            For such a powerful and empowering joy is hard-won, the hardest thing to win.  What could be more trying than to allow the world to demolish your every design and vision regarding the world, and still love it for all that, love it in spite of that unbending interference, love it more because of that?  The hardest thing to win of all, and it will be ages from now, impossibly many ages, before we even catch a glimpse of it, sense the slightest tingle of it.  We will have to go through an arduous schooling of reminding ourselves of how often we have failed as regards coming to joy and the joyous, the abortive, naive and hackneyed nature of every single one of our ideals hitherto, how plain stupid and blind they have been.  Opening our eyes will take so long, and will smart us so in opening, that for ages to come we will roam the earth half-blind and half-baked with a half-joy, a semi-joy that touches not even the tail end of joy’s train.  We will be so abashed by the light coming in, the purity with which it sanctions everything, that for a long time we will encounter the light with a hefty dose of shame inside us, shame along with the wish and the legs ready for running to return back into the shadow cast by the clouds, the limited and limiting, the strict-restricting tethers and dark blankets, of the perspectives in which we feel most at home.  For a long time, joy and only joy will seem a monotonous sad song itself….  Joy will be our exile for a long time, until we see it so undeniably that it breaks us loose from our age-long habits, that it forces us into its openness.

            But when it comes, when we are finally cracked open, opened up to reveal, through the roofs of our heads and our hearts, the wide-open, cloudless sky, it shall not leave, for it will not be able to.  When it comes–and it must, as sadness must, as all things, all passions, must–it shall never leave, for this reason and this reason only: it shall discover, and we along with it, within it, surrounded by it now, that it has always been, that it is and shall be forever more, in an abundance always forthcoming no matter how severe the lack; joy, joy, joy, joy…joy….

            We know the lack of joy–we know it all too well!  In all reality, that is, if we are frank and honest with ourselves, we have incorporated sadness, the lack of joy, so much into ourselves that it has become our very identity, the unhealable disease we carry.  No matter: for joy shall lift it up, this sadness, lift us up and all things with us when we finally see things for what they are, when joy finally arrives on the scene.  The scene will be changed, forever, always, in its sameness just as the Same will persist with the transformation.  We might stay sorrowful forever, we might lie ourselves into this trap for good….  No matter..: the forever of sorrow teaches us the forever of joy as much as anything else.
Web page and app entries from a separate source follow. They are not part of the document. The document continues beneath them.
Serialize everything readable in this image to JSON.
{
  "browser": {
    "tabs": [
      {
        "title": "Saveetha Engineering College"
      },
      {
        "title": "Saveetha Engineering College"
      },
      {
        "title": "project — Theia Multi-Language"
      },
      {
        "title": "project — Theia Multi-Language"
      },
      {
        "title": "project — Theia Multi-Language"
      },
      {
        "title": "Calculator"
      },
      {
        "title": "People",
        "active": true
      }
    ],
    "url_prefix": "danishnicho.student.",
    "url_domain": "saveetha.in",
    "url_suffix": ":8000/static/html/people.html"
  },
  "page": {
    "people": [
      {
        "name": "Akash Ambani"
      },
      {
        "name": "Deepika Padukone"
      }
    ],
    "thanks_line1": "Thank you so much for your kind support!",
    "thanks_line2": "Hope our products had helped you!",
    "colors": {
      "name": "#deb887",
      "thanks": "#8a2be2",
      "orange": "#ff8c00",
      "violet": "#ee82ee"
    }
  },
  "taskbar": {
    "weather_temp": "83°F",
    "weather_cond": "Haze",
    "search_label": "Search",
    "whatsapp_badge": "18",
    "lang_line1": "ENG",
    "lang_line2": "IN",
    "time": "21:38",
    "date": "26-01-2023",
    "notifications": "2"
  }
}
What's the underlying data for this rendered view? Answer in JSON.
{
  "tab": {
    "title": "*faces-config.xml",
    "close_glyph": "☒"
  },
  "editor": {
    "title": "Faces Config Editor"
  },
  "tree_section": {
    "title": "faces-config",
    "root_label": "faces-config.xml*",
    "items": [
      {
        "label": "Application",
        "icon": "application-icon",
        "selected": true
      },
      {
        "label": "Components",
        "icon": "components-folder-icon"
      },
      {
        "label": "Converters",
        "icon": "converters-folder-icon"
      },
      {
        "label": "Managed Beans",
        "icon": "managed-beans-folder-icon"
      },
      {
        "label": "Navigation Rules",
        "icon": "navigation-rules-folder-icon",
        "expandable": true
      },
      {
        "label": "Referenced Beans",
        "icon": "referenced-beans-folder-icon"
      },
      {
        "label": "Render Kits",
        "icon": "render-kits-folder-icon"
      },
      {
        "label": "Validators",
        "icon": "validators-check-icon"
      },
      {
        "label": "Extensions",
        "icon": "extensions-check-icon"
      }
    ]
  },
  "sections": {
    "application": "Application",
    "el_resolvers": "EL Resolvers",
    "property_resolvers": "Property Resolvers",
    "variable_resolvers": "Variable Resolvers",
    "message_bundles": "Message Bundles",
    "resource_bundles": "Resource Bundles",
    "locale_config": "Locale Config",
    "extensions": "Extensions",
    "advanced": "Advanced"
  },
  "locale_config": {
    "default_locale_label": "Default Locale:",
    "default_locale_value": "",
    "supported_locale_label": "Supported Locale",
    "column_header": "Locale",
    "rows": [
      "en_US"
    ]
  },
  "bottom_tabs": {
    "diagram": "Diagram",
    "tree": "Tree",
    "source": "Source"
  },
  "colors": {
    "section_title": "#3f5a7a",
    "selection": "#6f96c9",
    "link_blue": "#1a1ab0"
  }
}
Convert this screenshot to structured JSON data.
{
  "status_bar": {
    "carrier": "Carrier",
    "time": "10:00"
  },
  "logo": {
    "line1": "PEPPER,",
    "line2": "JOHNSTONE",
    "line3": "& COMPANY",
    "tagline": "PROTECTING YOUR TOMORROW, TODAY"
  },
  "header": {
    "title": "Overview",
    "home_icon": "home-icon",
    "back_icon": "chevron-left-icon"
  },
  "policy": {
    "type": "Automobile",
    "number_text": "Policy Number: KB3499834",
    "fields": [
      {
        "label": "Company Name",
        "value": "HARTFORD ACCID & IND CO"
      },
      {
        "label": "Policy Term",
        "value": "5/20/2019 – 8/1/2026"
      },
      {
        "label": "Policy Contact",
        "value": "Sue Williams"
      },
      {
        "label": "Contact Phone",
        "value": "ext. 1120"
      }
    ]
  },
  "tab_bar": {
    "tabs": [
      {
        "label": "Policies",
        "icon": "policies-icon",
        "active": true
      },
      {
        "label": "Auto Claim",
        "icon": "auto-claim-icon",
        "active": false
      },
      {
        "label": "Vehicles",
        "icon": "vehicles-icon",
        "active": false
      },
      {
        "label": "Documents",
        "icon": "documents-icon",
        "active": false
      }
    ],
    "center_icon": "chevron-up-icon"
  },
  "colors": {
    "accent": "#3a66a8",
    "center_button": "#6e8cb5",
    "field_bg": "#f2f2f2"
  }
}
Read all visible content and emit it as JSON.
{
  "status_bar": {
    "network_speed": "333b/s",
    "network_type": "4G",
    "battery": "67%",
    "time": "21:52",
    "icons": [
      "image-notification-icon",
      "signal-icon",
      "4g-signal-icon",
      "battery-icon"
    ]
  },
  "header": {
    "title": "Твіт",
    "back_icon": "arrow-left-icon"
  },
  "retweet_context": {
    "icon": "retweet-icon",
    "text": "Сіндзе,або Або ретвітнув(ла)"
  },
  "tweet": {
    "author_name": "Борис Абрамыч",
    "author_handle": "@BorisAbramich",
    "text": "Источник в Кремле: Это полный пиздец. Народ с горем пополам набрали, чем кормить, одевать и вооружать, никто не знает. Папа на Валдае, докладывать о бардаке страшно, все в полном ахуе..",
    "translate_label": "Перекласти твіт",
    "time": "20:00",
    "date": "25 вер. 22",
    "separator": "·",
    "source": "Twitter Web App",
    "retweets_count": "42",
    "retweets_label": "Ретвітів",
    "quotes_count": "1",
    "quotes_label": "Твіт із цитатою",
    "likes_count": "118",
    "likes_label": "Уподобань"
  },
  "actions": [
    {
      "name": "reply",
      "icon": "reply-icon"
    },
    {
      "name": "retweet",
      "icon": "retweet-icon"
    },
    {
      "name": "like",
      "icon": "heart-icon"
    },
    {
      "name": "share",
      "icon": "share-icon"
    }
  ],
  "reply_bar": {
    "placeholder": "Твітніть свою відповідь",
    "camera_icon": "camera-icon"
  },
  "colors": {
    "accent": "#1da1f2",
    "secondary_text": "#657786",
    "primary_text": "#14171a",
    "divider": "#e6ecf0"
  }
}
What we want to hear is precisely what another side of us, the stronger or weaker element of us, does not want to hear, and vice versa.

Leave a Comment

Fill in your details below or click an icon to log in: Logo

You are commenting using your account. Log Out /  Change )

Twitter picture

You are commenting using your Twitter account. Log Out /  Change )

Facebook photo

You are commenting using your Facebook account. Log Out /  Change )

Connecting to %s